▶ _Your objective_
Lines in the entries below where the word "this" shows up should each be copied.

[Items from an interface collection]
——————

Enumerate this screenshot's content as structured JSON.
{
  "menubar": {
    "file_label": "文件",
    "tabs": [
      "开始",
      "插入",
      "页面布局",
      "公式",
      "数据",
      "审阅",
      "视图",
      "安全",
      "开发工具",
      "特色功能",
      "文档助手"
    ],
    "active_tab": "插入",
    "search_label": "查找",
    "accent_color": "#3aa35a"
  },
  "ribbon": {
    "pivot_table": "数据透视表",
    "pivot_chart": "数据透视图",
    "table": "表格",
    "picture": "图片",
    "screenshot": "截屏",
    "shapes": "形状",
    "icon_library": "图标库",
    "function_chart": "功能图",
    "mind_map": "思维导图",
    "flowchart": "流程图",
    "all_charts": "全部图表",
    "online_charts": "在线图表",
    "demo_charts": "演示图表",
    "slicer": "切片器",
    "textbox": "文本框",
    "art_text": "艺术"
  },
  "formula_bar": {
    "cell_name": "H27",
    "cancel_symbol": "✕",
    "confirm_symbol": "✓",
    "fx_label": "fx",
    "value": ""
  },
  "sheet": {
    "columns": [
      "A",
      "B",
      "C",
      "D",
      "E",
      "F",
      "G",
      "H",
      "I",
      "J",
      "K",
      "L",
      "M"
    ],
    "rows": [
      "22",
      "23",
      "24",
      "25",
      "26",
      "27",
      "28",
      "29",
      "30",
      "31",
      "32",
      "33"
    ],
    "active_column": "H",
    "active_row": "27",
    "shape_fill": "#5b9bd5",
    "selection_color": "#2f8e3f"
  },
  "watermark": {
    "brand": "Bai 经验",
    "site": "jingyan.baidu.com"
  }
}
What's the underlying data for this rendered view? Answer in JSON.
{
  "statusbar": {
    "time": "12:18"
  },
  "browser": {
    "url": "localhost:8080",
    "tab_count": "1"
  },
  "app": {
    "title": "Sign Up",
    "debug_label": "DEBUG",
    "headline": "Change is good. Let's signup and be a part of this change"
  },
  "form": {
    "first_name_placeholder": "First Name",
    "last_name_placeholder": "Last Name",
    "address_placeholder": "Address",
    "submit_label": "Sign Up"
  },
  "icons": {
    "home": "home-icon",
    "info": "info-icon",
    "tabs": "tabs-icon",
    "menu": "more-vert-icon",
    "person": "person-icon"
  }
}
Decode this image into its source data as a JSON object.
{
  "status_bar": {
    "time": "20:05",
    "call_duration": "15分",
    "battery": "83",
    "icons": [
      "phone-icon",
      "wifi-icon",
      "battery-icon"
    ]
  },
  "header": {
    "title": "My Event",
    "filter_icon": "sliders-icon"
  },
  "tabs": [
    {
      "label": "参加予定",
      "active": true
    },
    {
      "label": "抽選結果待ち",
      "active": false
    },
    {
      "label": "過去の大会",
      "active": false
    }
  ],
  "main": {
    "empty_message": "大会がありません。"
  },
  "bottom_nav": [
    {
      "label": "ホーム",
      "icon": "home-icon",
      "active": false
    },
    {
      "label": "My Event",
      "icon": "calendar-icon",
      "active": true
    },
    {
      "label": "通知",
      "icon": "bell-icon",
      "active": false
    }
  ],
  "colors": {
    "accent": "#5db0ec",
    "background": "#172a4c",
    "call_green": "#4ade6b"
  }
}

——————

▶ _Written solution_
Enumerate this screenshot's content as structured JSON.
What's the underlying data for this rendered view? Answer in JSON.
    "headline": "Change is good. Let's signup and be a part of this change"
Decode this image into its source data as a JSON object.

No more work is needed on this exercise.